Assigned task ::
What is the number of lines in these entries that include "image"? Write that number and no other text.

——

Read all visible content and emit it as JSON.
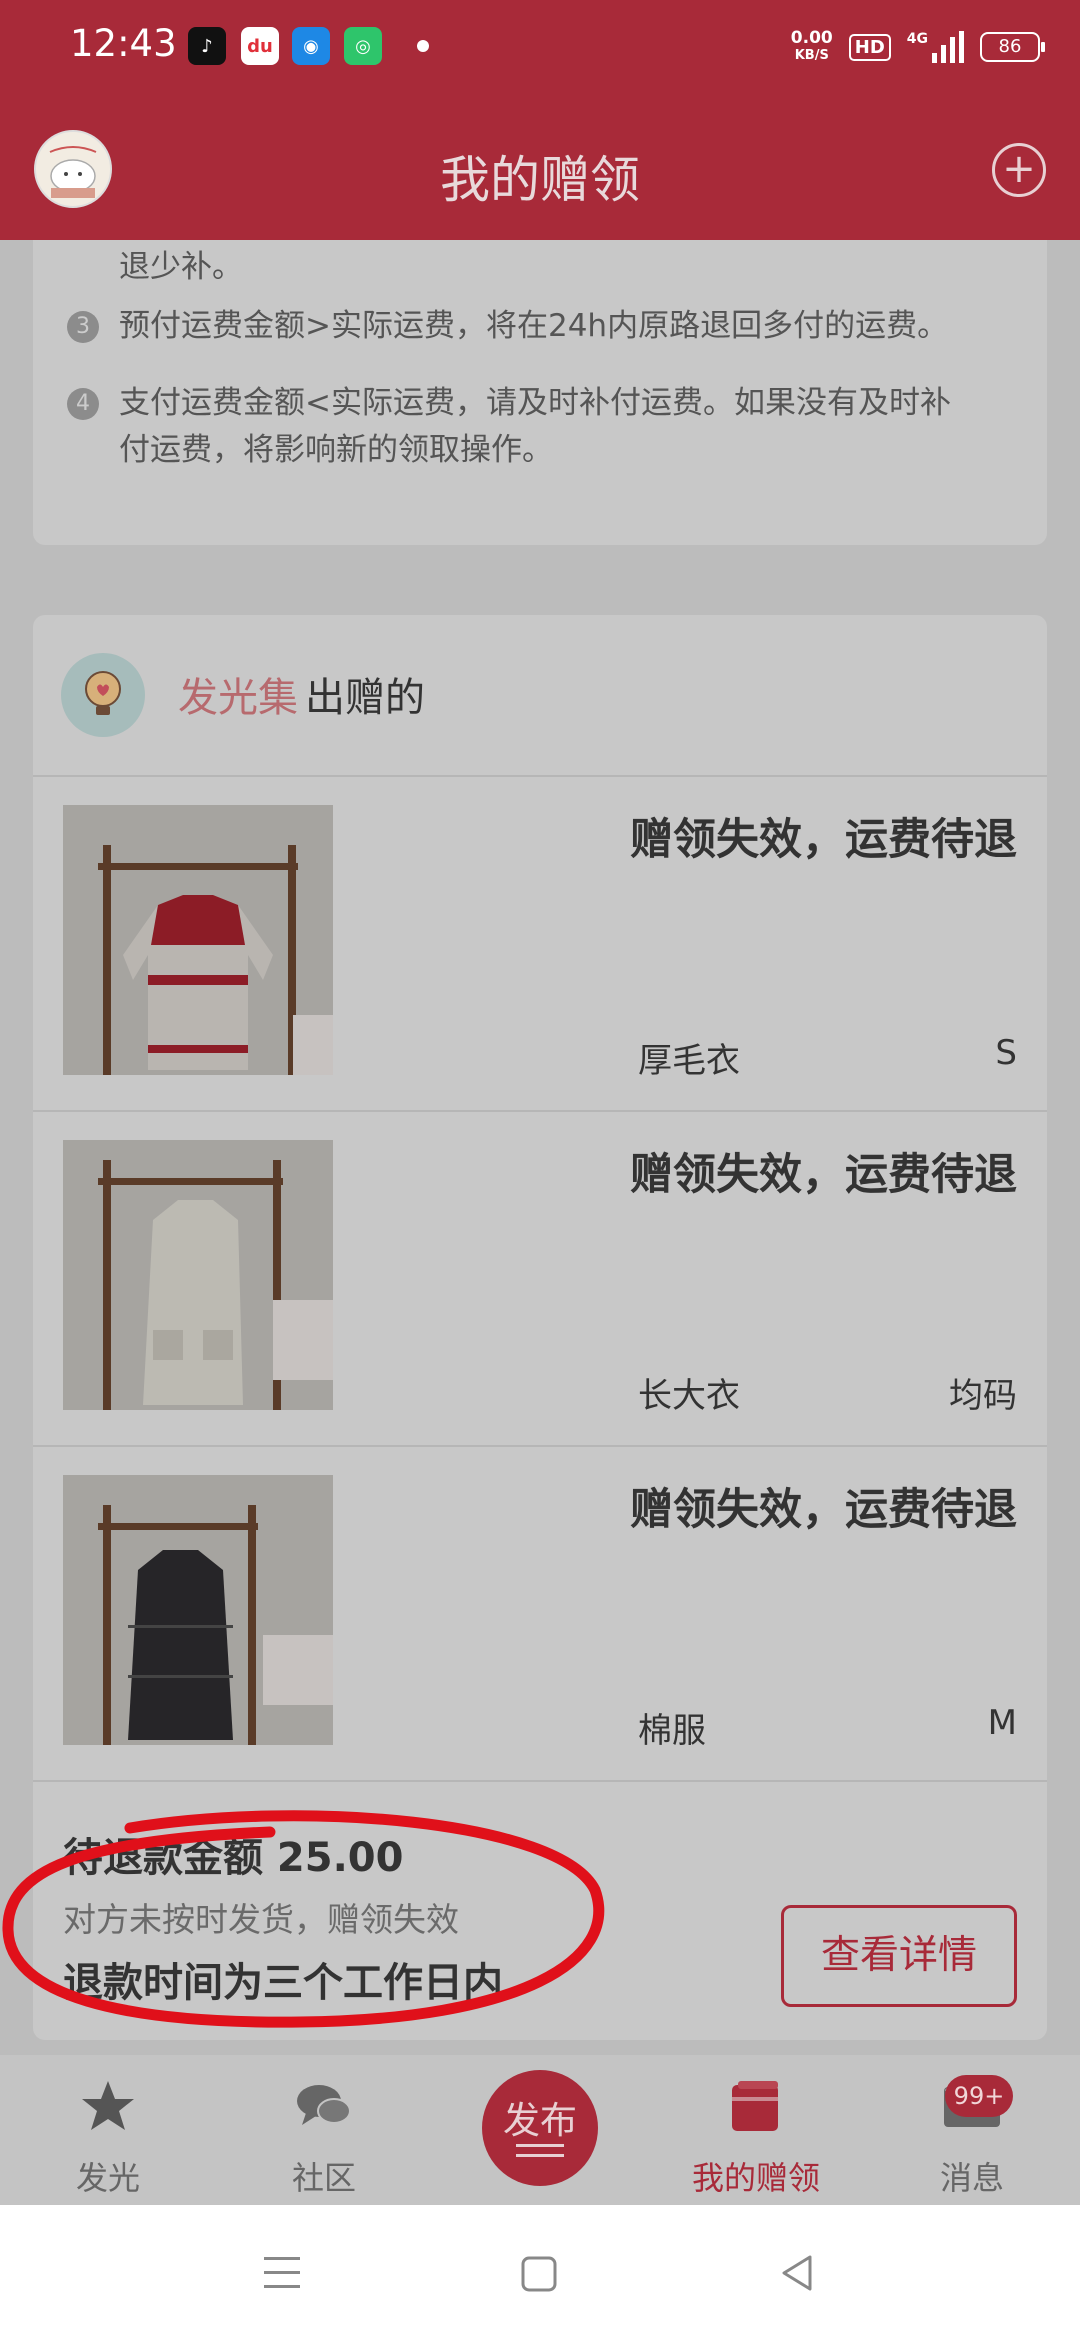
{
  "status_bar": {
    "time": "12:43",
    "net_speed": "0.00",
    "net_unit": "KB/S",
    "hd": "HD",
    "network": "4G",
    "battery": "86",
    "apps": [
      {
        "icon": "tiktok-icon",
        "color": "#111111",
        "glyph": "♪"
      },
      {
        "icon": "dewu-icon",
        "color": "#ffffff",
        "glyph": "du"
      },
      {
        "icon": "browser-icon",
        "color": "#1e88e5",
        "glyph": "◉"
      },
      {
        "icon": "app-icon",
        "color": "#2ec56b",
        "glyph": "◎"
      }
    ]
  },
  "header": {
    "title": "我的赠领",
    "avatar_icon": "avatar",
    "add_icon": "plus-circle-icon"
  },
  "notice": {
    "lines": [
      {
        "num": "",
        "text": "退少补。"
      },
      {
        "num": "3",
        "text": "预付运费金额>实际运费，将在24h内原路退回多付的运费。"
      },
      {
        "num": "4",
        "text": "支付运费金额<实际运费，请及时补付运费。如果没有及时补"
      },
      {
        "num": "",
        "text": "付运费，将影响新的领取操作。"
      }
    ]
  },
  "order": {
    "shop_name": "发光集",
    "shop_suffix": "出赠的",
    "items": [
      {
        "status": "赠领失效，运费待退",
        "name": "厚毛衣",
        "size": "S",
        "image": "red-sweater-image"
      },
      {
        "status": "赠领失效，运费待退",
        "name": "长大衣",
        "size": "均码",
        "image": "white-coat-image"
      },
      {
        "status": "赠领失效，运费待退",
        "name": "棉服",
        "size": "M",
        "image": "black-padded-coat-image"
      }
    ],
    "refund_amount": "待退款金额 25.00",
    "refund_reason": "对方未按时发货，赠领失效",
    "refund_time": "退款时间为三个工作日内",
    "detail_button": "查看详情"
  },
  "tabs": [
    {
      "label": "发光",
      "icon": "star-icon",
      "active": false
    },
    {
      "label": "社区",
      "icon": "chat-bubbles-icon",
      "active": false
    },
    {
      "label": "我的赠领",
      "icon": "gift-box-icon",
      "active": true
    },
    {
      "label": "消息",
      "icon": "mail-icon",
      "active": false
    }
  ],
  "publish_label": "发布",
  "message_badge": "99+",
  "colors": {
    "brand": "#a82a39",
    "overlay_bg": "#bcbcbc",
    "annotation": "#e0101a"
  }
}
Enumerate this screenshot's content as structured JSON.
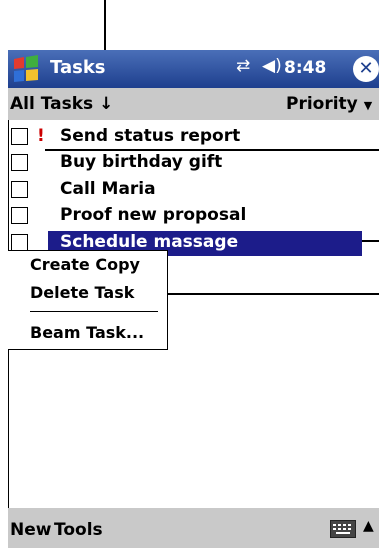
{
  "titlebar": {
    "app_title": "Tasks",
    "time": "8:48",
    "close_label": "✕",
    "speaker_glyph": "◀€",
    "connection_glyph": "⇄"
  },
  "filterbar": {
    "category_label": "All Tasks",
    "sort_label": "Priority"
  },
  "tasks": [
    {
      "label": "Send status report",
      "priority_mark": "!"
    },
    {
      "label": "Buy birthday gift",
      "priority_mark": ""
    },
    {
      "label": "Call Maria",
      "priority_mark": ""
    },
    {
      "label": "Proof new proposal",
      "priority_mark": ""
    },
    {
      "label": "Schedule massage",
      "priority_mark": ""
    }
  ],
  "context_menu": {
    "items": [
      "Create Copy",
      "Delete Task",
      "Beam Task..."
    ]
  },
  "bottombar": {
    "new_label": "New",
    "tools_label": "Tools"
  },
  "icons": {
    "start": "windows-logo-icon",
    "keyboard": "keyboard-icon",
    "chevron_up": "chevron-up-icon"
  }
}
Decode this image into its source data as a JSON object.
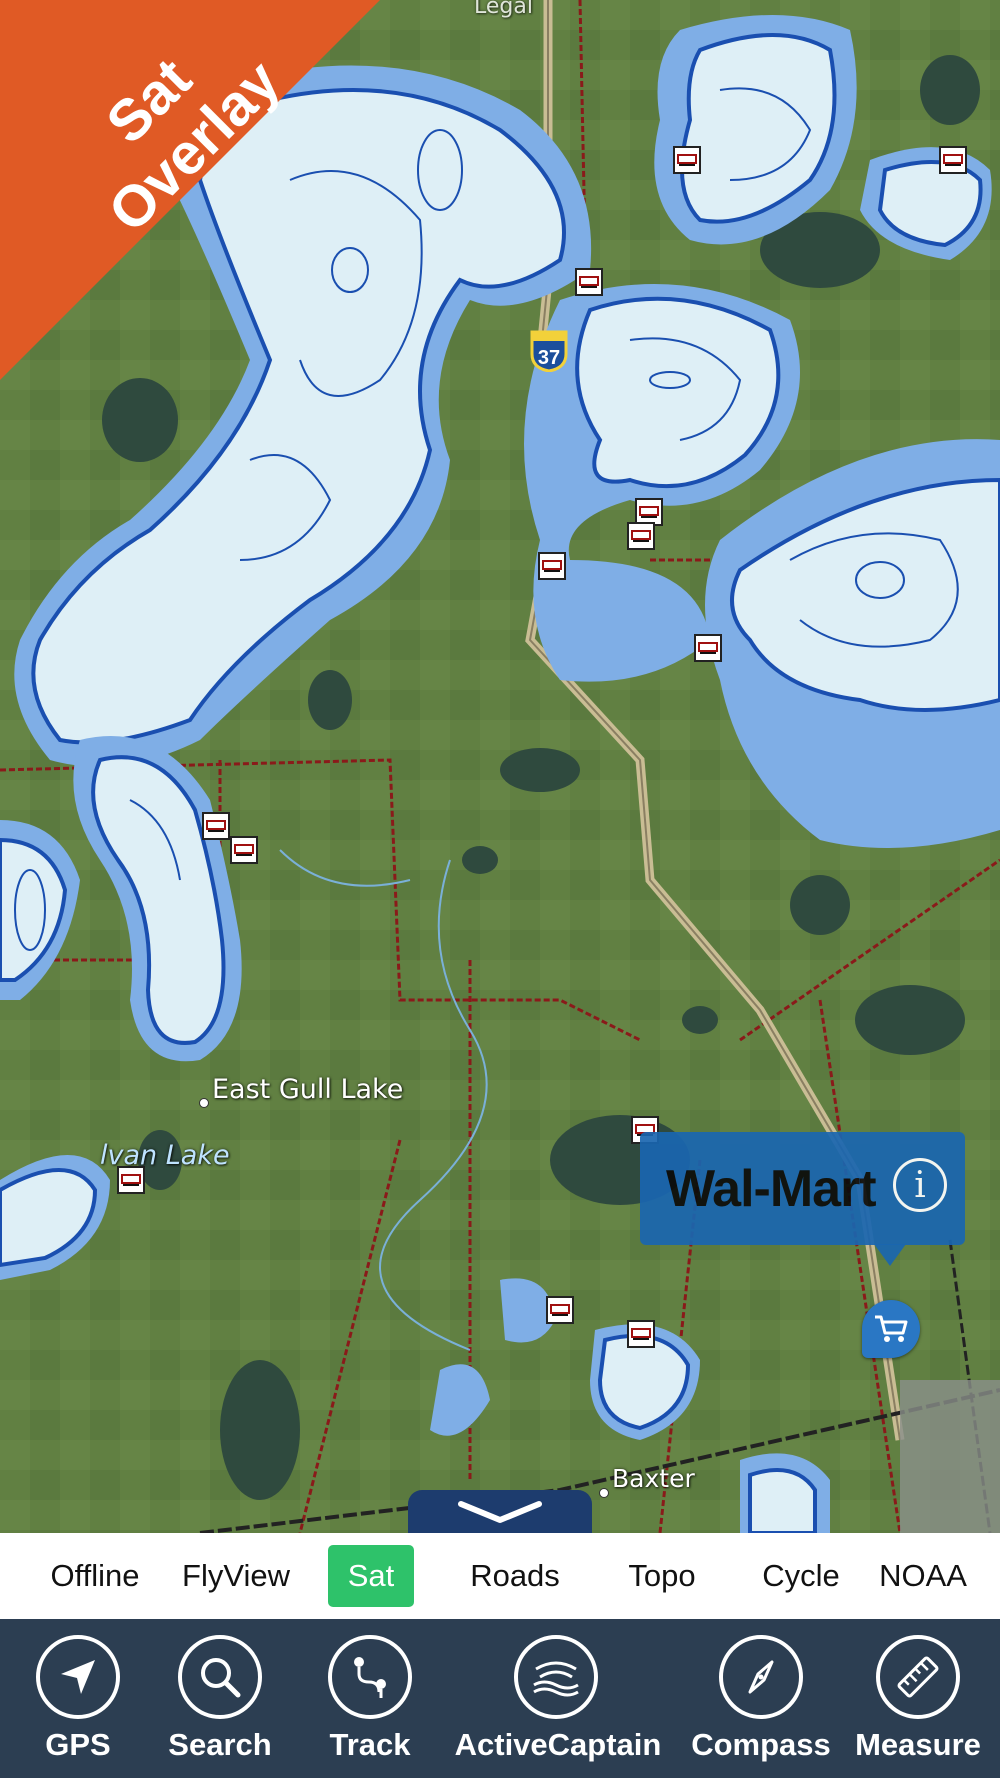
{
  "banner": {
    "line1": "Sat",
    "line2": "Overlay",
    "color": "#e05a25"
  },
  "map": {
    "top_partial_label": "Legal",
    "highway_shield": "37",
    "labels": {
      "town": "East Gull Lake",
      "lake": "lvan Lake",
      "city": "Baxter"
    }
  },
  "callout": {
    "title": "Wal-Mart",
    "info_icon": "info-icon"
  },
  "layers": {
    "tabs": [
      "Offline",
      "FlyView",
      "Sat",
      "Roads",
      "Topo",
      "Cycle",
      "NOAA"
    ],
    "active": "Sat",
    "active_color": "#2ec26a"
  },
  "toolbar": {
    "items": [
      {
        "label": "GPS",
        "icon": "gps-arrow-icon"
      },
      {
        "label": "Search",
        "icon": "search-icon"
      },
      {
        "label": "Track",
        "icon": "track-icon"
      },
      {
        "label": "ActiveCaptain",
        "icon": "activecaptain-icon"
      },
      {
        "label": "Compass",
        "icon": "compass-icon"
      },
      {
        "label": "Measure",
        "icon": "ruler-icon"
      }
    ],
    "background": "#2c3e52"
  }
}
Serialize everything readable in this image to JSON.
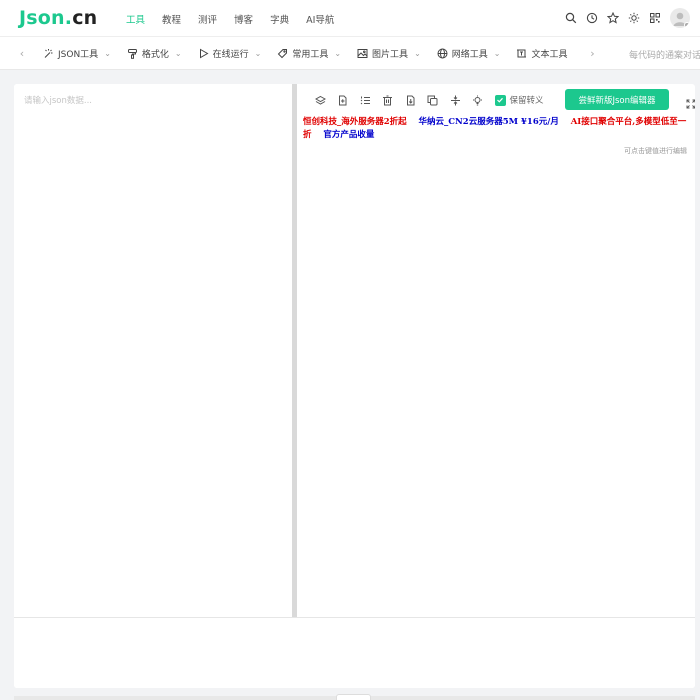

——

Solution to this task ::
5